I’ve read good things about George C. Appell’s stories but don’t recall if I’ve ever read anything by him before. His short story “The Search” relies on a gimmick: not revealing one character’s true identity until the very end of the story. That’s kind of interesting, and the search of the title, a hunt for hidden loot, has promise, but overall the plot is muddled enough that it’s hard to follow and I didn’t care much for this story, either.
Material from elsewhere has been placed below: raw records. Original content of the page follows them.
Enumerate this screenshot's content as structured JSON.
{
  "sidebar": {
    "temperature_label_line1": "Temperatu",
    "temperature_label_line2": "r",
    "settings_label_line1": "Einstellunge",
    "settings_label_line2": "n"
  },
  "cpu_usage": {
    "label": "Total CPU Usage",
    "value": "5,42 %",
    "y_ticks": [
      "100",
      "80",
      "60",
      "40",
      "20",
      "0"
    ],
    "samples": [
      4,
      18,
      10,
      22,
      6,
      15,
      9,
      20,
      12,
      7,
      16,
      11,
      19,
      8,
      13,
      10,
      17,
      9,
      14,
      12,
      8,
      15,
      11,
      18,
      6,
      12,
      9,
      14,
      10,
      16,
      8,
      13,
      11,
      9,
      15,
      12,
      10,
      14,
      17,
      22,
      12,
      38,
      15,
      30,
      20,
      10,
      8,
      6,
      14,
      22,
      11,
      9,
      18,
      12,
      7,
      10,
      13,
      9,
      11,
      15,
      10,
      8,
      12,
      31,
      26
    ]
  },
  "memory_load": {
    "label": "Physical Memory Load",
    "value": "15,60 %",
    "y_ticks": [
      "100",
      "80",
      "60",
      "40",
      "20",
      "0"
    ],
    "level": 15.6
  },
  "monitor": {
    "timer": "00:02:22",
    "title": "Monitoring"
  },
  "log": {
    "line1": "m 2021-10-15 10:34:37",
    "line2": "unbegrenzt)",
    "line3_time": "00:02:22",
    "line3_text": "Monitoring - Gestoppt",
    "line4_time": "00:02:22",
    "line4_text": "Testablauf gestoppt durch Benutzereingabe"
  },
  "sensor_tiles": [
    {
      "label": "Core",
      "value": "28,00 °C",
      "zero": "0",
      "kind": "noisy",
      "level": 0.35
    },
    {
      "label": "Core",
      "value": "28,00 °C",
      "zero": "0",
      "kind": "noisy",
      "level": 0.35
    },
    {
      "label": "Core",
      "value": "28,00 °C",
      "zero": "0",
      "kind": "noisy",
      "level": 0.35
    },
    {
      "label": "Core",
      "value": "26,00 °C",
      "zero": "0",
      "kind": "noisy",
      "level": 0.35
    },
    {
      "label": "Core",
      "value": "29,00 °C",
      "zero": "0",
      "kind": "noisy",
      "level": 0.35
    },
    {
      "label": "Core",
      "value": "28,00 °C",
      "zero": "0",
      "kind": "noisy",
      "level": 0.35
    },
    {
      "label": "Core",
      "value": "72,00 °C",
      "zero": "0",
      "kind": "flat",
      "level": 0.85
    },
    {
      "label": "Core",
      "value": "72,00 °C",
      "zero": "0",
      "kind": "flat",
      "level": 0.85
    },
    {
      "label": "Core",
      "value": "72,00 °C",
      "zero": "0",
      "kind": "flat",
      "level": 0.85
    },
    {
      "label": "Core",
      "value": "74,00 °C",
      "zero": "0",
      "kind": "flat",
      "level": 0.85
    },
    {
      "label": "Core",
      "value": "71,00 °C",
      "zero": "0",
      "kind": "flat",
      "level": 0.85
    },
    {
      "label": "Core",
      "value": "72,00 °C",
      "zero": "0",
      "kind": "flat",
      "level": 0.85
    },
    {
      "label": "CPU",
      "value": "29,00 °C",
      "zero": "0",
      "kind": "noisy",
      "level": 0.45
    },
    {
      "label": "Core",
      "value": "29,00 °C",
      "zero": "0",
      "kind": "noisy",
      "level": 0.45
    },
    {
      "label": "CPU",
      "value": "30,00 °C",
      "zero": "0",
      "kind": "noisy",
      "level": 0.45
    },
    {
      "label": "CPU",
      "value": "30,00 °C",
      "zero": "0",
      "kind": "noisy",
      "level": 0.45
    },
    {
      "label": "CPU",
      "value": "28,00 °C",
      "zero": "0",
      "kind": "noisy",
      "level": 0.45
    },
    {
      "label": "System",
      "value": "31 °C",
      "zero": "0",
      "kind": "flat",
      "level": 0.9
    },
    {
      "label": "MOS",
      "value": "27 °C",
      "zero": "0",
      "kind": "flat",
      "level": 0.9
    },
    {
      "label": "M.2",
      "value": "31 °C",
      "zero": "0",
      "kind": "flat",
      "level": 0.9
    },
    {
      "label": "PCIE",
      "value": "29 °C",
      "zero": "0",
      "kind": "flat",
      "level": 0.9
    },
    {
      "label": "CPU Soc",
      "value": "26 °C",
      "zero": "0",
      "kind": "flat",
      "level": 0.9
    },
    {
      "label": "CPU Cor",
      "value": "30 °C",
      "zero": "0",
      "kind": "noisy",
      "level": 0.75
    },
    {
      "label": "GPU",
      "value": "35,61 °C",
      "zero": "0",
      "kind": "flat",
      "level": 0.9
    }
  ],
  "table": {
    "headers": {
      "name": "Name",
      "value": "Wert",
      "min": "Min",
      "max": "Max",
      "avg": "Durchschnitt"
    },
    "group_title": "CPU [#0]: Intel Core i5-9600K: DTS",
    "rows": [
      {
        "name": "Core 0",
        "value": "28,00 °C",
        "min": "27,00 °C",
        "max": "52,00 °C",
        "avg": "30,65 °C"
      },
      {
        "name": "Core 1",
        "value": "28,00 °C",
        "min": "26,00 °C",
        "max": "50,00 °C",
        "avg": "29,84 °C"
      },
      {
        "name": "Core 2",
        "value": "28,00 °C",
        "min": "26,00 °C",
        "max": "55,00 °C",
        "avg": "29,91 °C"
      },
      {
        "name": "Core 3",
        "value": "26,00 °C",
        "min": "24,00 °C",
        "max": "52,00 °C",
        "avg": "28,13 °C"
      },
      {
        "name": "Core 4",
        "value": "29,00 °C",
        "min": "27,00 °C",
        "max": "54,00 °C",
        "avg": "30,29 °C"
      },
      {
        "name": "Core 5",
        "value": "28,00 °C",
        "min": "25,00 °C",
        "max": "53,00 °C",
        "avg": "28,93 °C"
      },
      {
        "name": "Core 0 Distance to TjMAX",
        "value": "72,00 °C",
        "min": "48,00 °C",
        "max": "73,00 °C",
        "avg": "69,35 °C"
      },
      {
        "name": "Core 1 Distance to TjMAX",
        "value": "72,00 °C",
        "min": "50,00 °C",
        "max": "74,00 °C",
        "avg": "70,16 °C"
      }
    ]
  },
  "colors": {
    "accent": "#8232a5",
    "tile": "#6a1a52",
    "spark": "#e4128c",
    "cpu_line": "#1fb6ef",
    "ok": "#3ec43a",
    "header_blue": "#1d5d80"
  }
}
Peter Dawson, actually Jonathan Glidden, brother of Frederick “Luke Short” Glidden, was always dependable, and he comes through in this issue with the novelette “It’s Your Town—Die in It!” The story concerns a new marshal who believes he’s been roped into a town-taming job under false pretenses. He wants to abandon the job and leave town, but a beautiful new seamstress just arrived in the settlement, so maybe she’ll provide a reason for him to stay and have a showdown with the local hardcases. There’s really not a lot to this story, but it’s well-written and entertaining.

This issue wraps up with a novella by an author I’ve read quite a bit by lately, E. Hoffmann Price (although he’s credited incorrectly as E. Hoffman Price on the cover, TOC, and the story itself). “The Cowman Who Damned His Brand” has a very intriguing twist: the protagonist, a prospector who enjoys hunting for gold, falls in love with a woman who wants him to buy a ranch and settle down. So he buys a spread and inserts himself into the middle of a range war, fully intending to be a failure so he can convince the girl he needs to go back to prospecting. Of course, things don’t work out as he planned. This offbeat plot and Price’s talent for storytelling combine to make this a very good yarn.

This is a solid issue of DIME WESTERN with top-notch stories by Coburn, Bonham, Dawson, and Price, and the stories I didn’t much care for are readable and might be more to someone else’s taste. If you have a copy of it, it’s well worth pulling down from the shelf and reading.